Hemorrhoids are swollen veins in the lower rectum or anus. They can cause bleeding, itching, and pain. While most hemorrhoids resolve with home treatment, some can be harder to get rid of. There are several non-invasive treatments for hemorrhoids. In cases of highly symptomatic hemorrhoids, banding is one approach that can help. Here’s what you need to know about hemorrhoid banding.
When Hemorrhoid Banding is used
As mentioned above, in cases of highly symptomatic hemorrhoids, hemorrhoid banding (sometimes called rubber band ligation) may be used. These symptoms include severe pain, severe bleeding, prolapsing (protrusion through the anus), and hemorrhoids with blood clots. Hemorrhoid banding is a non-invasive, non-surgical procedure that cuts off the hemorrhoid’s blood supply. Eventually, the hemorrhoid falls off as a loss of blood supply.
Before the Procedure
In the days leading up to the procedure, your doctor may ask you to stop taking certain medications. These include ibuprofen, aspirin, or any other drug that makes it difficult for blood to clot. Your doctor may also perform some diagnostics prior to the procedure to identify the hemorrhoid and its state. This may include a physical examination, a rectal examination, a sigmoidoscopy, or an anoscopy.

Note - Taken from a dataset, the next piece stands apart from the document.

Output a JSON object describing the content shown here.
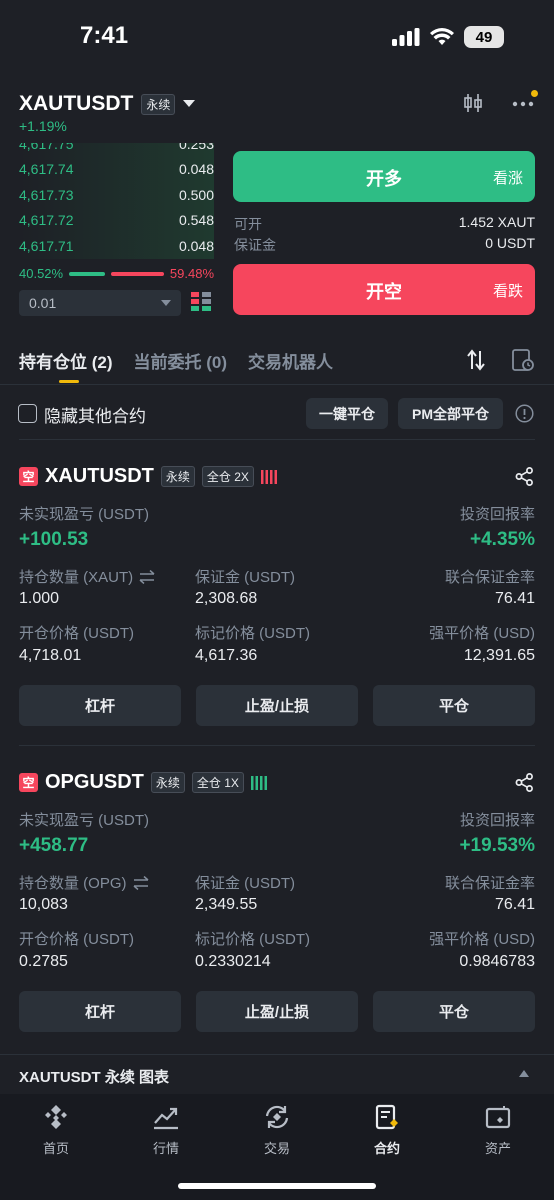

During the Hemorrhoid Banding Procedure
The entire hemorrhoid banding procedure only takes about five minutes. During the procedure, your doctor will place a tube-like instrument in your anus so they can examine the hemorrhoid. They will then put a tight rubber band around the base of the hemorrhoid. This cuts off the blood supply. You may experience some discomfort during the procedure.
After the procedure
After your doctor performs the hemorrhoid banding, your doctor will advise you regarding recovery and may schedule a checkup or another appointment. You may need multiple bandings to remove a hemorrhoid. Hemorrhoids may take around a week to fall off after a successful banding procedure.
In the days following your procedure, you may have some difficulty with controlling bowel movements and passing gas. Fortunately, there are a few things you can do at home to help with this. For one, make sure you move your bowels right when you feel the urge to do so. Do not sit on the toilet for long periods of time, and don’t strain during bowel movements. To avoid constipation and straining, eat lots of fiber, stay hydrated, and exercise. Additionally, you should avoid heavy lifting for two or three weeks.
While serious complications are rare with this procedure, there are a few signs to look out for after your hemorrhoid banding. These include any signs of infection (like fever or chills), passing a lot of blood, having uncontrollable pain, having trouble urinating, and developing an aching feeling between the rectum and genitals. Call your doctor if any of these symptoms develop.
Our experienced team at GHP has years of experience performing hemorrhoid banding. We can help establish the best plan of care for your situation. Contact any of our office locations to learn about the options we offer and schedule an appointment today.